Yokota also shaped the next few generations not only of AJW, but of pro wrestling in general. She also invented the Suplex Powerslam, better known as Goldberg’s Jackhammer.

She stayed on as a trainer of the AJW Dojo after her first retirement in 1986 and later trained wrestlers independently, which she continues to do. Her students are a "Who's Who?" of Japanese women's wrestling in the 1990's as well as stars of today.

These trainees include: Aja Kong, KAORU, Etsuka Mita, Mima Shimoda, Megumi Kudo, Yoshiko Tamura, Sumie Sakai, Takako Inoue, Kyoko Inoue, Toshiyo Yamada, Manami Toyota, Akira Hokuto and Mariko Yoshida to give a few names.

Yokota was WWWA World Heavyweight Champion for close to five years in two reigns separated by a month (an extremely long time for AJW, where there was a early mandatory retirement age for many years).

She vacated the title due to retirement in the end. She was revered by everyone, fan and wrestler alike and still is revered by many.

The Fabulous Moolah reigned for an extraordinary amount of time. She also had few rivals that really had what it took to be champion.

On the other hand Yokota had to continually prove why she and not legends such as Lioness Asuka, Lola Gonzalez, Chigusa Nagoya, Irma Gonzalez, Devil Masami, Mimi Hawagari, Nancy Kumi, Jumbo Hori and Yukari Omori deserved to lead the company and women's wrestling as the champion of the undisputed biggest women's promotion in the world.

As World Champion, she made heaps of wrestlers look good, put on great matches, trained future champions and legends.

As World Champion, she led to the rise of Devil Masami and the Crush Gals, the most successful women's tag team ever. She championed AJW forth in developing a style widely used today.

Most champions, like the Fabulous Moolah, Sherri Martel, Awesome Kong, Trish Stratus, and Chigusa Nagayo are products of their time, however great they may be.

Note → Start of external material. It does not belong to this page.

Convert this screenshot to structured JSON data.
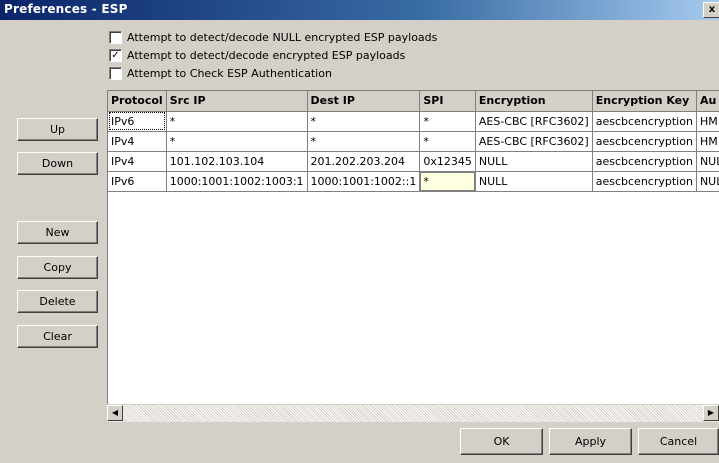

Wrestling today, is a product of Jaguar Yokota and perhaps this should be the main reason why she may be the greatest women's champion ever and indeed, a goddess in the truest sense.